Whatever the records say, repeat them exactly as given.

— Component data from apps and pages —
......

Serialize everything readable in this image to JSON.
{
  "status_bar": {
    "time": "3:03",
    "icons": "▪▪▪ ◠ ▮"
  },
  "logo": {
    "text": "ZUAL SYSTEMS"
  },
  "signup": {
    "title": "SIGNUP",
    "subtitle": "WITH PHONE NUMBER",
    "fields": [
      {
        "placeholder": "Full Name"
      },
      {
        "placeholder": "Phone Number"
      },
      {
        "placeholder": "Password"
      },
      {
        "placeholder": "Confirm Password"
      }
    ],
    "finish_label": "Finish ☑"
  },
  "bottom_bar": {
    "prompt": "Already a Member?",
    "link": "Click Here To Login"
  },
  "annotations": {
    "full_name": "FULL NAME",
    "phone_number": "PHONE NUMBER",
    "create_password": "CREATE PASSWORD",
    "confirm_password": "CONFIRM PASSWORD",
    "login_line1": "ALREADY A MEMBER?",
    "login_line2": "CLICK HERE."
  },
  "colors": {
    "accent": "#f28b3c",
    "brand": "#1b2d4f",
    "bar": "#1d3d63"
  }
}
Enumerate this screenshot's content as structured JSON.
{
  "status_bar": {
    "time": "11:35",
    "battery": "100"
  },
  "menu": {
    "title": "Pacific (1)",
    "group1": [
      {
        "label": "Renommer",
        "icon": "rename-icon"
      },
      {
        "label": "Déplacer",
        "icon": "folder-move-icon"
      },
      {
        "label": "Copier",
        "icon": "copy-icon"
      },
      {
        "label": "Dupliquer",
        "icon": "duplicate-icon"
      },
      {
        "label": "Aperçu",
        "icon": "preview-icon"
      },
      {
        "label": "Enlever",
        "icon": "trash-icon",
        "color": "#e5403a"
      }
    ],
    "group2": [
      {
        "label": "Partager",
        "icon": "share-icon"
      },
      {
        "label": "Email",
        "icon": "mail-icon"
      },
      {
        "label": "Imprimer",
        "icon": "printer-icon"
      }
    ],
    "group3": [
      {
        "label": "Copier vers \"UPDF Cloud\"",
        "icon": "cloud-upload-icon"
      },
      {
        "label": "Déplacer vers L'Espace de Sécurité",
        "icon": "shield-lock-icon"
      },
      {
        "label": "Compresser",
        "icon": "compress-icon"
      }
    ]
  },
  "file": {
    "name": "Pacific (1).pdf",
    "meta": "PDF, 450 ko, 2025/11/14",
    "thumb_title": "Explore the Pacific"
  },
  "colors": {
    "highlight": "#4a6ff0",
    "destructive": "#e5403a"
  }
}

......

— REPLY TO THE TASK —
Serialize everything readable in this image to JSON.
{
  "status_bar": {
    "time": "3:03",
    "icons": "▪▪▪ ◠ ▮"
  },
  "logo": {
    "text": "ZUAL SYSTEMS"
  },
  "signup": {
    "title": "SIGNUP",
    "subtitle": "WITH PHONE NUMBER",
    "fields": [
      {
        "placeholder": "Full Name"
      },
      {
        "placeholder": "Phone Number"
      },
      {
        "placeholder": "Password"
      },
      {
        "placeholder": "Confirm Password"
      }
    ],
    "finish_label": "Finish ☑"
  },
  "bottom_bar": {
    "prompt": "Already a Member?",
    "link": "Click Here To Login"
  },
  "annotations": {
    "full_name": "FULL NAME",
    "phone_number": "PHONE NUMBER",
    "create_password": "CREATE PASSWORD",
    "confirm_password": "CONFIRM PASSWORD",
    "login_line1": "ALREADY A MEMBER?",
    "login_line2": "CLICK HERE."
  },
  "colors": {
    "accent": "#f28b3c",
    "brand": "#1b2d4f",
    "bar": "#1d3d63"
  }
}
Enumerate this screenshot's content as structured JSON.
{
  "status_bar": {
    "time": "11:35",
    "battery": "100"
  },
  "menu": {
    "title": "Pacific (1)",
    "group1": [
      {
        "label": "Renommer",
        "icon": "rename-icon"
      },
      {
        "label": "Déplacer",
        "icon": "folder-move-icon"
      },
      {
        "label": "Copier",
        "icon": "copy-icon"
      },
      {
        "label": "Dupliquer",
        "icon": "duplicate-icon"
      },
      {
        "label": "Aperçu",
        "icon": "preview-icon"
      },
      {
        "label": "Enlever",
        "icon": "trash-icon",
        "color": "#e5403a"
      }
    ],
    "group2": [
      {
        "label": "Partager",
        "icon": "share-icon"
      },
      {
        "label": "Email",
        "icon": "mail-icon"
      },
      {
        "label": "Imprimer",
        "icon": "printer-icon"
      }
    ],
    "group3": [
      {
        "label": "Copier vers \"UPDF Cloud\"",
        "icon": "cloud-upload-icon"
      },
      {
        "label": "Déplacer vers L'Espace de Sécurité",
        "icon": "shield-lock-icon"
      },
      {
        "label": "Compresser",
        "icon": "compress-icon"
      }
    ]
  },
  "file": {
    "name": "Pacific (1).pdf",
    "meta": "PDF, 450 ko, 2025/11/14",
    "thumb_title": "Explore the Pacific"
  },
  "colors": {
    "highlight": "#4a6ff0",
    "destructive": "#e5403a"
  }
}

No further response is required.